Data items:
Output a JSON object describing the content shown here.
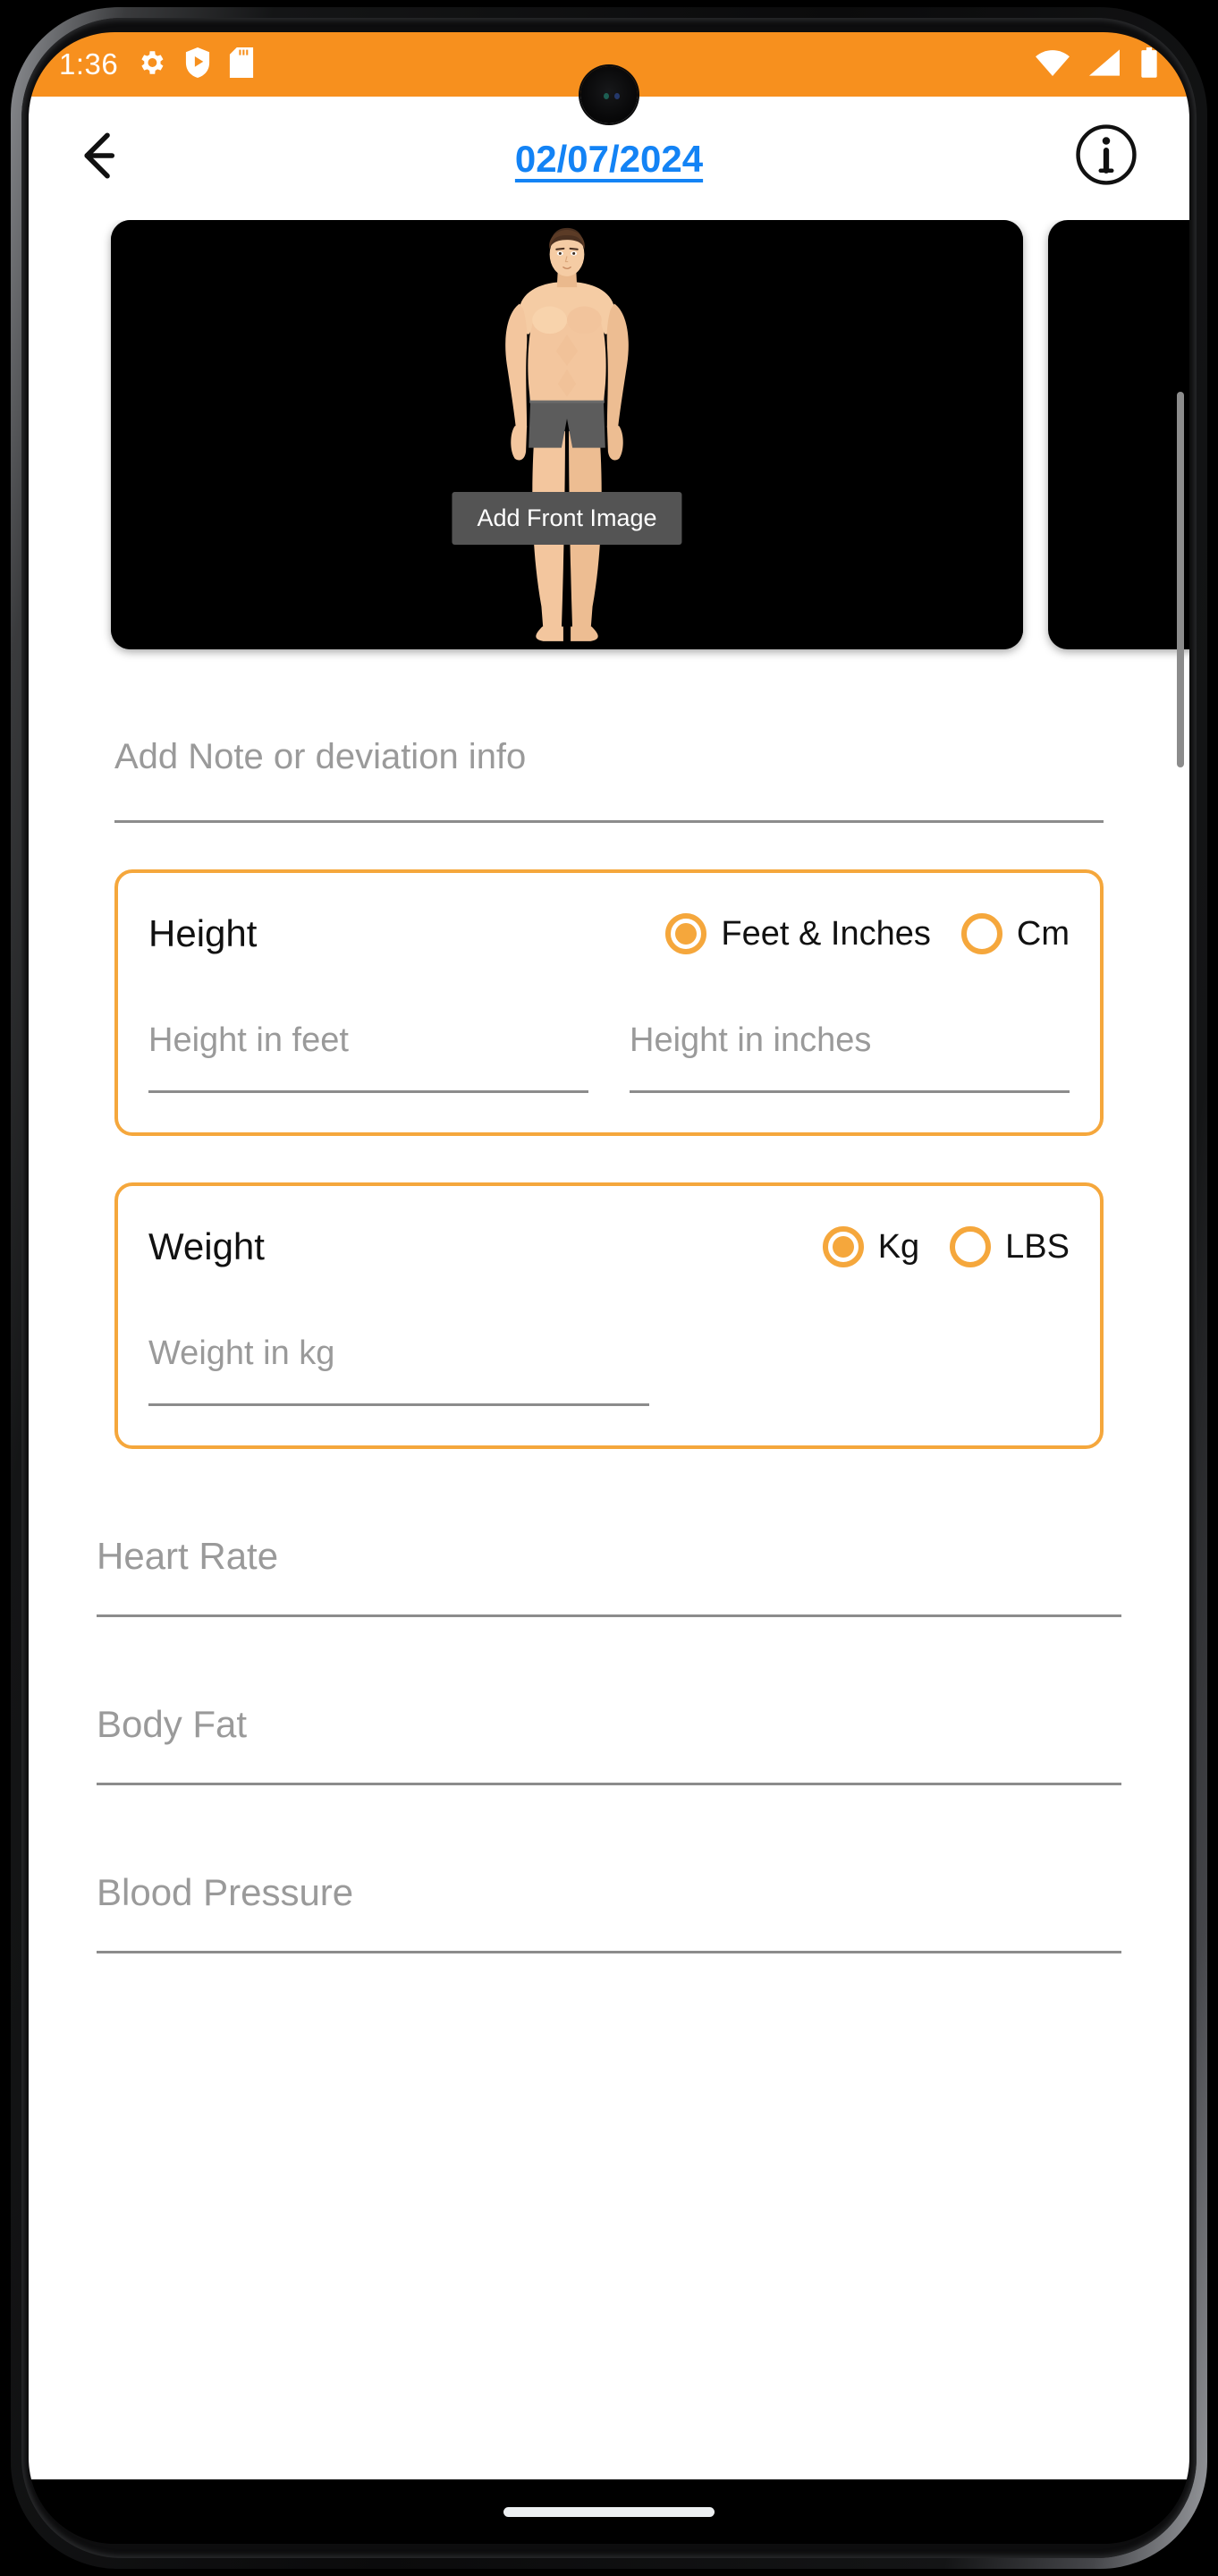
{
  "status_bar": {
    "time": "1:36",
    "left_icons": [
      "gear-icon",
      "shield-play-icon",
      "sd-card-icon"
    ],
    "right_icons": [
      "wifi-icon",
      "cell-signal-icon",
      "battery-icon"
    ],
    "background_color": "#F7901E"
  },
  "app_bar": {
    "back_icon": "arrow-left-icon",
    "date": "02/07/2024",
    "date_color": "#1383F5",
    "info_icon": "info-circle-icon"
  },
  "carousel": {
    "cards": [
      {
        "label": "Add Front Image",
        "badge_color": "#545454",
        "background": "#000000"
      },
      {
        "label": "",
        "badge_color": "#545454",
        "background": "#000000"
      }
    ]
  },
  "note": {
    "placeholder": "Add Note or deviation info",
    "value": ""
  },
  "height_card": {
    "label": "Height",
    "accent_color": "#F5A73C",
    "options": [
      {
        "label": "Feet & Inches",
        "selected": true
      },
      {
        "label": "Cm",
        "selected": false
      }
    ],
    "inputs": [
      {
        "placeholder": "Height in feet",
        "value": ""
      },
      {
        "placeholder": "Height in inches",
        "value": ""
      }
    ]
  },
  "weight_card": {
    "label": "Weight",
    "accent_color": "#F5A73C",
    "options": [
      {
        "label": "Kg",
        "selected": true
      },
      {
        "label": "LBS",
        "selected": false
      }
    ],
    "inputs": [
      {
        "placeholder": "Weight in kg",
        "value": ""
      }
    ]
  },
  "fields": [
    {
      "placeholder": "Heart Rate",
      "value": ""
    },
    {
      "placeholder": "Body Fat",
      "value": ""
    },
    {
      "placeholder": "Blood Pressure",
      "value": ""
    }
  ],
  "nav_bar": {
    "gesture_pill": "home-gesture-pill"
  }
}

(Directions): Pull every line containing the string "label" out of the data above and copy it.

(Problem solution):
        "label": "Add Front Image",
        "label": "",
    "label": "Height",
        "label": "Feet & Inches",
        "label": "Cm",
    "label": "Weight",
        "label": "Kg",
        "label": "LBS",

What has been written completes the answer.